the source of DMBA
to methylhexanamine.

16. Having established the source of the prohibited substances, the next step for the Panel is
to determine whether and how far the Player departed from the expected standards of

17. The Panel considers the following circumstances:

• The Player did not usually take DUST, which was recommended by the supplement
store as being similar to C4;

• -

• The Player did not know that the product contained prohibited substances;

• The Player had been tested by SBP on a few occasions whilst taking C4;

• The Player has never received any anti-doping education; and,

• The SBP considered the Player to be candid and honest and a Player of integrity.

18. The Panel also takes into account the following factors:

• Higenamine is on the label of the product DUST;

• The Player did not indicate on his DCF that he had consumed DUST in the seven
days before the sample collection; and,

• The Player did not consult with anyone other than the store clerk before taking

19. The Panel believes that had the Player performed an internet search of the product prior to
taking it, he would have discovered that at least higenamine was an ingredient of DUST and
be viewed in light of the totality of the circumstances.

20. The Panel does not believe that the Player showed a complete disregard for his anti-doping
duties but finds that the Player was not well equipped to make the right, informed decision.
The Player was informed by the store clerk that DUST was similar to C4, a product that he
had regularly consumed and with which he underwent doping controls. C4 and DUST have
on appearance -

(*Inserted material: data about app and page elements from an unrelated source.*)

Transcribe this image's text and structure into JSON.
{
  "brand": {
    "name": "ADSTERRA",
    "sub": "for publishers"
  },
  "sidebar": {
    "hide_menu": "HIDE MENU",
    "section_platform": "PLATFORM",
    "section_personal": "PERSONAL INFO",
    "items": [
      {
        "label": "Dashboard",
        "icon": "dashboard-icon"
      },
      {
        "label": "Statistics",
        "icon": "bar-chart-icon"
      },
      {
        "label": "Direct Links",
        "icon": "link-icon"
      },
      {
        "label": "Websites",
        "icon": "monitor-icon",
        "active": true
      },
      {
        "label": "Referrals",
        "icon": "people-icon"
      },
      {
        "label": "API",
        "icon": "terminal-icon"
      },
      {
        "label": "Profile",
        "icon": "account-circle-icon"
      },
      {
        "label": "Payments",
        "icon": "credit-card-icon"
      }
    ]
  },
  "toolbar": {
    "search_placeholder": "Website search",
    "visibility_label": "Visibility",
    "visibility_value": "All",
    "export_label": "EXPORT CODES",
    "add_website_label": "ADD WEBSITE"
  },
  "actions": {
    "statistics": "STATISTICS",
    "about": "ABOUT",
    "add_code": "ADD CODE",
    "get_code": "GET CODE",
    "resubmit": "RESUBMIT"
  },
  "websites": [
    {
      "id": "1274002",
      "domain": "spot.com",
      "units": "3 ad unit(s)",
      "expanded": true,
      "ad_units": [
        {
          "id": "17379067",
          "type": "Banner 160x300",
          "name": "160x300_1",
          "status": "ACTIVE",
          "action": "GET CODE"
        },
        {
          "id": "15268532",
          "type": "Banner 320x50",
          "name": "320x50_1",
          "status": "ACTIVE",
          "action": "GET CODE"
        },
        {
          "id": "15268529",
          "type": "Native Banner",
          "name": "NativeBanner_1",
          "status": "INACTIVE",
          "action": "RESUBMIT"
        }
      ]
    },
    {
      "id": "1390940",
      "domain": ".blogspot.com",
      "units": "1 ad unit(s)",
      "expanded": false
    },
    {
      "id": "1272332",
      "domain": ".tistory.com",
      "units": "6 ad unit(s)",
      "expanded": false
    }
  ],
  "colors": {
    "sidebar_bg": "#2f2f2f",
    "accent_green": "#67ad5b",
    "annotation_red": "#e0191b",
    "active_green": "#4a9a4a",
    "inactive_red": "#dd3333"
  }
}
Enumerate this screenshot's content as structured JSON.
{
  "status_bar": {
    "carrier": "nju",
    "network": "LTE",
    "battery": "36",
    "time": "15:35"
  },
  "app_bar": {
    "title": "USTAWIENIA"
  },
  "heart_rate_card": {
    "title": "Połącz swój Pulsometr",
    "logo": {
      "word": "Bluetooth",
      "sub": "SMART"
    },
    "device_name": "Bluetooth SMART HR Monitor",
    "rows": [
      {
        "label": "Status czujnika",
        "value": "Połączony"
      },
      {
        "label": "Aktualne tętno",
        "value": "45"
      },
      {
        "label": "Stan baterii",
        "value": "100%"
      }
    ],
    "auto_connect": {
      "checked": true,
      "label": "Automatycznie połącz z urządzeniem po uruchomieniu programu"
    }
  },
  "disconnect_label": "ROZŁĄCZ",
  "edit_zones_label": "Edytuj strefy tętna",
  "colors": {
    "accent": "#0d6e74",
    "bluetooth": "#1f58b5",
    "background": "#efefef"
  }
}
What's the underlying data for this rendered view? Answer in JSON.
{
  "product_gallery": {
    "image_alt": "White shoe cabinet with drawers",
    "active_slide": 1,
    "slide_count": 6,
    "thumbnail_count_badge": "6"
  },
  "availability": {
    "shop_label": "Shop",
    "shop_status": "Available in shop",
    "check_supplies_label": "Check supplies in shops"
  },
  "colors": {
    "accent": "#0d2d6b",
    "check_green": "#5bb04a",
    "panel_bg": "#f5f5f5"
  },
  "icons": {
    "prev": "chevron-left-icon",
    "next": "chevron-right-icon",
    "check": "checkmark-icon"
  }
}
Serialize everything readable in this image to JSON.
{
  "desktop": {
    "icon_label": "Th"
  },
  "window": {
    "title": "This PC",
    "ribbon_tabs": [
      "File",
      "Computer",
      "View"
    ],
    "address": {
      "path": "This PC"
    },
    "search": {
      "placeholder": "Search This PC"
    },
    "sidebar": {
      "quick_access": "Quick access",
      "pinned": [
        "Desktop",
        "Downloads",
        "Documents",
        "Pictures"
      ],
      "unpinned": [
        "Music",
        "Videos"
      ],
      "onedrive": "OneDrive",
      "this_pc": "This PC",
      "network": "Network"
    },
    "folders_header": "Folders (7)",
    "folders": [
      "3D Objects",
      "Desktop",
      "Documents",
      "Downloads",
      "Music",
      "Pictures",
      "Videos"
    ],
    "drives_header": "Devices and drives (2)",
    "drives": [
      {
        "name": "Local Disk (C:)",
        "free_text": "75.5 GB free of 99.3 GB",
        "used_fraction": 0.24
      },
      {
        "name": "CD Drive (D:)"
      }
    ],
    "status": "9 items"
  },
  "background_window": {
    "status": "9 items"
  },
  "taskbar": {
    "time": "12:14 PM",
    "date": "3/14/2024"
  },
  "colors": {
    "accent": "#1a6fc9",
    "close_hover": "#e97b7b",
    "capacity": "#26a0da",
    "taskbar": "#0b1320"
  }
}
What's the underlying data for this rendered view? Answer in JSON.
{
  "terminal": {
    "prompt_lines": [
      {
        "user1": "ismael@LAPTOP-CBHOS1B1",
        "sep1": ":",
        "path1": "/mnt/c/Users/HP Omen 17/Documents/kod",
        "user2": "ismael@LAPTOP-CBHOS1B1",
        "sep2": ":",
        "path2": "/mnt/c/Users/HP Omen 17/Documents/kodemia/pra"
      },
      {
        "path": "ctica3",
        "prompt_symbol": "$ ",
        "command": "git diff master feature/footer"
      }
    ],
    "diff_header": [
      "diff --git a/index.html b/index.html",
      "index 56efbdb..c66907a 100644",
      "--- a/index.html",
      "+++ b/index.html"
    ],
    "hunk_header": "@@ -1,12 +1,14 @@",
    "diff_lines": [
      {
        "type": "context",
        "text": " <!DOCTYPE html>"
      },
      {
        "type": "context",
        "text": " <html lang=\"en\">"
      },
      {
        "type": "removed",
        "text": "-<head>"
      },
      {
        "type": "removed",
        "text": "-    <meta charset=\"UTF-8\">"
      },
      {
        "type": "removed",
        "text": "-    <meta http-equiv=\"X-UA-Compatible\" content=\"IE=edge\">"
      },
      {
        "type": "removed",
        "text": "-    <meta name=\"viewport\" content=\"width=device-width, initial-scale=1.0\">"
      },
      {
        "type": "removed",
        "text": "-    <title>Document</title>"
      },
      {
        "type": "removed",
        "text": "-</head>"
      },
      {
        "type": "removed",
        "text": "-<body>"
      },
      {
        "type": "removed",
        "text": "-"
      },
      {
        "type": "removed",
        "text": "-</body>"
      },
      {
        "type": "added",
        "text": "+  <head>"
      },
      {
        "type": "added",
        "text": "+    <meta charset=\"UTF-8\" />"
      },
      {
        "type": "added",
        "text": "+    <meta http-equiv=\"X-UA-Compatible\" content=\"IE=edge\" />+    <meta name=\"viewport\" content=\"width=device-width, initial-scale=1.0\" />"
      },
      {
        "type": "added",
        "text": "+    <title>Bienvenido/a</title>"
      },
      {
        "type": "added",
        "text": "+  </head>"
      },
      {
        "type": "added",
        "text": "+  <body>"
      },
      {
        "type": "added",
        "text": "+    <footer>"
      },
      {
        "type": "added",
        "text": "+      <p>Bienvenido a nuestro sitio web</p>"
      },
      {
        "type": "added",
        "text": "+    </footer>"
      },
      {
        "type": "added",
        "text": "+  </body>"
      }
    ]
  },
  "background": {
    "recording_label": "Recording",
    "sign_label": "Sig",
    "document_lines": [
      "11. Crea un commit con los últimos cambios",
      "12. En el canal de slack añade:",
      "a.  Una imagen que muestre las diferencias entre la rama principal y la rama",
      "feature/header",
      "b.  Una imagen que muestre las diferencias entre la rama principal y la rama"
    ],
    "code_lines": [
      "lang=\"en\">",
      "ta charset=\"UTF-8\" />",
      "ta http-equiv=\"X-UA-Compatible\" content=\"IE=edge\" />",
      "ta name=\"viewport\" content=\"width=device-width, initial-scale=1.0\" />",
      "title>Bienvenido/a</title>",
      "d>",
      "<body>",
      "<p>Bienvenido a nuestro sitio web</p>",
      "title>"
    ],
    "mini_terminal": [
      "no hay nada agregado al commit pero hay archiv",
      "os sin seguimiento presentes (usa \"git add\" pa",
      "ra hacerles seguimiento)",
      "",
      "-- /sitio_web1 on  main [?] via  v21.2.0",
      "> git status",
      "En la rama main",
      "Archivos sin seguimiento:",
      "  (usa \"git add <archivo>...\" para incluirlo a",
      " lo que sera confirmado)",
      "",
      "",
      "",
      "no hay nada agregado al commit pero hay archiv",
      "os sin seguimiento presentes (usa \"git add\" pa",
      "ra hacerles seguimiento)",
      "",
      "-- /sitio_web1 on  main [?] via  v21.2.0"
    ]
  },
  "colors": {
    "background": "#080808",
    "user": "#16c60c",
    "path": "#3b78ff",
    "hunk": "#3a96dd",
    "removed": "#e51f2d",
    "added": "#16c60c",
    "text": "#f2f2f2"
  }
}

in the same way, i.e. by dissolving powder in water. Consequently, the Player concluded
that DUST would also create no issue. The Panel finds that this erroneous assumption
resu -doping education, which in no way exonerates him,
(low) risk wrongly perceived by the
Player when using DUST.

21. As such, t should incur a two-year

sanction, but it is certainly greater than the minimum degree of fault failing within the range
mandated by article 10.5.1 FIBA ADR.

22. The Panel therefore determines that an eighteen (18) month period of ineligibility is
appropriate in the circumstances.

23. The next question for the Panel to answer is when the period of ineligibility commences.
Article 10.11 FIBA ADR states:

10.11 Commencement of Ineligibility Period

Except as provided below, the period of Ineligibility shall start on the date of the final
hearing decision providing for Ineligibility or, if the hearing is waived or there is no
hearing, on the date Ineligibility is accepted or otherwise imposed.

10.11.3 Credit for Provisional Suspension or Period of Ineligibility Served If a Provisional Suspension is imposed and respected by the

Athlete or other Person, then the Athlete or other Person shall
receive a credit for such period of Provisional Suspension
against any period of Ineligibility which may ultimately be
imposed. If a period of Ineligibility is served pursuant to a
decision that is subsequently appealed, then the Athlete or other

Person shall receive a credit for such period of Ineligibility
served against any period of Ineligibility which may ultimately be

24. Pursuant to article 10.11 FIBA ADR, the period of ineligibility shall commence on the date of
this decision. However, pursuant to article 10.11.2 FIBA ADR, the period of ineligibility may
commence as early as the date of sample collection if the Player admits the ADRV as soon
as being confronted with the ADRV.

25. In the present case, the Player promptly accepted that prohibited substances were in his
sample, evidenced by his statement of 5 April 2018, before the results of the B Sample were
communicated to him.

26. Thus, the period of ineligibility shall commence on the date of sample collection, 25 February
2018, and shall end on 24 August 2019.

27. This decision is subject to an Appeal according to the FIBA Internal Regulations governing

Mies, 22 May 2018

On behalf of the FIBA Disciplinary Panel

Eleonora Rangelova
President of the Disciplinary Panel